Jeffery Diehl, managing partner and head of investments at Adams Street Partners, a private markets investment manager with over $50 billion in assets under management, said the majority of his clients have either upped their asset allocation to private market investments or kept them flat in the past few years.
“I can’t think of one that’s actually taking it down,” Diehl told II. “The only reason someone might take it down is if they feel they need to become more liquid.”
Diehl said there’s no question that the institutional investor community expects the private markets to continue to outperform the broader market, a position he backs. The assumption that private markets will act as a bandaid for lower expected returns might come from a few factors. One driver is the way private companies are governed: owners have more control over operations and strategy than shareholders in a public company. Diehl argues there is more alignment of interests between private company owners and upper level management.
Diehl said another reason could be that the “innovator’s dilemma” is difficult to execute at a public company. This happens when companies see a shift in the way their customers are operating and invest in their operations or products to keep up. Public companies that put more money into research and development or other initiatives to shift direction need their shareholders to sit tight when their stock prices fall in response to higher expenses. But private companies don’t have to answer to a public stock market and innovation can happen at a faster rate — at least theoretically. Private companies often have an advantage over public peers, an attractive quality for investors looking to cushion their portfolios.
But to avoid disappointment, managers need to be realistic with their investors.
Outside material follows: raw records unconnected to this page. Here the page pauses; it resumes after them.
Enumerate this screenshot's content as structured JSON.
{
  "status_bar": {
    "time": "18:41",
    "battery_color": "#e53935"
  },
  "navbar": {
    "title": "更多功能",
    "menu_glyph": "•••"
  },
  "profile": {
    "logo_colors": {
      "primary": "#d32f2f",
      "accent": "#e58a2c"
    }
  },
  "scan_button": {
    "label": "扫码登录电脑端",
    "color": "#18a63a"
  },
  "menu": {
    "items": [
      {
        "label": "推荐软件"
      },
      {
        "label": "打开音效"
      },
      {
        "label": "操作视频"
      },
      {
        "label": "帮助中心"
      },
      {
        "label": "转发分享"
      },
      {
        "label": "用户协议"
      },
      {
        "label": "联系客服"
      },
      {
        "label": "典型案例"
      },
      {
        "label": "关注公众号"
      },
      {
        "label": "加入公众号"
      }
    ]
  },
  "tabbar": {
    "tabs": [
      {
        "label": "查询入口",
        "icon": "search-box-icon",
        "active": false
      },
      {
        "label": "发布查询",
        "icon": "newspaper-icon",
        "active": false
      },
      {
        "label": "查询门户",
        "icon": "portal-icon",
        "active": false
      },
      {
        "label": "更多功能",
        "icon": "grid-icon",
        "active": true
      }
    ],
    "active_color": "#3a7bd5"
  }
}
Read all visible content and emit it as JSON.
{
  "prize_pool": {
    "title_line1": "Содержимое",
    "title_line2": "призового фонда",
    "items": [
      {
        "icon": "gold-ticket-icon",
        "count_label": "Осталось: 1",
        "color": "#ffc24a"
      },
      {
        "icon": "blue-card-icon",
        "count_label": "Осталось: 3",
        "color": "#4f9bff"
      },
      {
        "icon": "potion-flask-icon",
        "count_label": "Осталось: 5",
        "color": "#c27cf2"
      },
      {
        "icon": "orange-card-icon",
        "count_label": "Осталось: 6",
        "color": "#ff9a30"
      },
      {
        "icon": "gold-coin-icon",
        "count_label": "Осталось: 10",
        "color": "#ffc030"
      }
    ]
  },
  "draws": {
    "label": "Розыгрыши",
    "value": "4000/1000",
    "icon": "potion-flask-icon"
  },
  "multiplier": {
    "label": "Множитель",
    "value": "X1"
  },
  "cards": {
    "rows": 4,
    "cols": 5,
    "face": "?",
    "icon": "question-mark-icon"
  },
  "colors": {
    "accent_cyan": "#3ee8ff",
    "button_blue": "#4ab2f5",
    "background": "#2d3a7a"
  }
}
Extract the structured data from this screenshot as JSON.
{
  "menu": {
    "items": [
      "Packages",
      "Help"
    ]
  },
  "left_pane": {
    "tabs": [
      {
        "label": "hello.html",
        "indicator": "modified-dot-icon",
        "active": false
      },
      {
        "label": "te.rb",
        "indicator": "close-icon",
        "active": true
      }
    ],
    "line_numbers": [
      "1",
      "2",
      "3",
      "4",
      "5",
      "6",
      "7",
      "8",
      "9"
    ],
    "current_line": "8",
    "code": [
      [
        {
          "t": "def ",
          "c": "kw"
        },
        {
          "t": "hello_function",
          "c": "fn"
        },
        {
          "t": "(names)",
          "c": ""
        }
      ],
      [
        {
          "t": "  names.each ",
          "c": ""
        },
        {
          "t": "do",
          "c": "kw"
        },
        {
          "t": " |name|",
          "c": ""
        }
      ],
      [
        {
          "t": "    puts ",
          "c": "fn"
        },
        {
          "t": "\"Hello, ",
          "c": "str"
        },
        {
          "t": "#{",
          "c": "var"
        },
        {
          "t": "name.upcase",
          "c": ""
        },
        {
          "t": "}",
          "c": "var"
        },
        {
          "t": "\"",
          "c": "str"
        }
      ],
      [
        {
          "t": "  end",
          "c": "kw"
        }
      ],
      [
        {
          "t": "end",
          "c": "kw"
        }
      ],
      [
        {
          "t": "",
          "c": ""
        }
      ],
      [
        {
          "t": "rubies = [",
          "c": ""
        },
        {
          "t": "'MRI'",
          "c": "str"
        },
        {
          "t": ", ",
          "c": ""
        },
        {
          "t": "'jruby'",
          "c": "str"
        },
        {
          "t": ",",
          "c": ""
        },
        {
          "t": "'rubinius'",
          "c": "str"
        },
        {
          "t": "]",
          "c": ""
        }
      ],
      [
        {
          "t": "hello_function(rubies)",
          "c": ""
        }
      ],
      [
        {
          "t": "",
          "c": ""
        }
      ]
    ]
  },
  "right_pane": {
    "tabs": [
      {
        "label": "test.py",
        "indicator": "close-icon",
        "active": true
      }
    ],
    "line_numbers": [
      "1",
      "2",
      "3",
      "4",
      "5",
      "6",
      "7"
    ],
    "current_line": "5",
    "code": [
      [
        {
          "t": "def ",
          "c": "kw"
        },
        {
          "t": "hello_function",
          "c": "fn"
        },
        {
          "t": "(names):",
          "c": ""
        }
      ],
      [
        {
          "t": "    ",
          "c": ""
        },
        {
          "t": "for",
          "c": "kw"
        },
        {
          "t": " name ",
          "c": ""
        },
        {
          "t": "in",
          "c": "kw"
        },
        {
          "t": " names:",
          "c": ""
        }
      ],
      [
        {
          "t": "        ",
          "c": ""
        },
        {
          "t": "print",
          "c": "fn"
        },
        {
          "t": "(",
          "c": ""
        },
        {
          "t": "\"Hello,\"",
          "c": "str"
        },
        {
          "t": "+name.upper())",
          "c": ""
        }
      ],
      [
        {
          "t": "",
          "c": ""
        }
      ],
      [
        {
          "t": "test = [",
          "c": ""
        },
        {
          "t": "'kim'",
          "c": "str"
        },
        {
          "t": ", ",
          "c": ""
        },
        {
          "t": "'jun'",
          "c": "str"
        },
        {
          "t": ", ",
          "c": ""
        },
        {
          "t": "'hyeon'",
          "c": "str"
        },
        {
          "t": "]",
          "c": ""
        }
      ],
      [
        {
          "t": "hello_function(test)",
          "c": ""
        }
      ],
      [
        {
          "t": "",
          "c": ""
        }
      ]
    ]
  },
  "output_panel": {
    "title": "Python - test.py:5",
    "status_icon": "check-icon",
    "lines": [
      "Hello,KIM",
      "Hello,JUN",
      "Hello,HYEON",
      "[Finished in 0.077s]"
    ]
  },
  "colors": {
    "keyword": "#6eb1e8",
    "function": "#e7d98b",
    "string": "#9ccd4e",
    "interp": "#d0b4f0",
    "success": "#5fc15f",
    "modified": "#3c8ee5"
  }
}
“We try to manage people’s expectations, so that’s why I don’t get the sense that anyone in our client base is being too rosy about things,” Diehl said.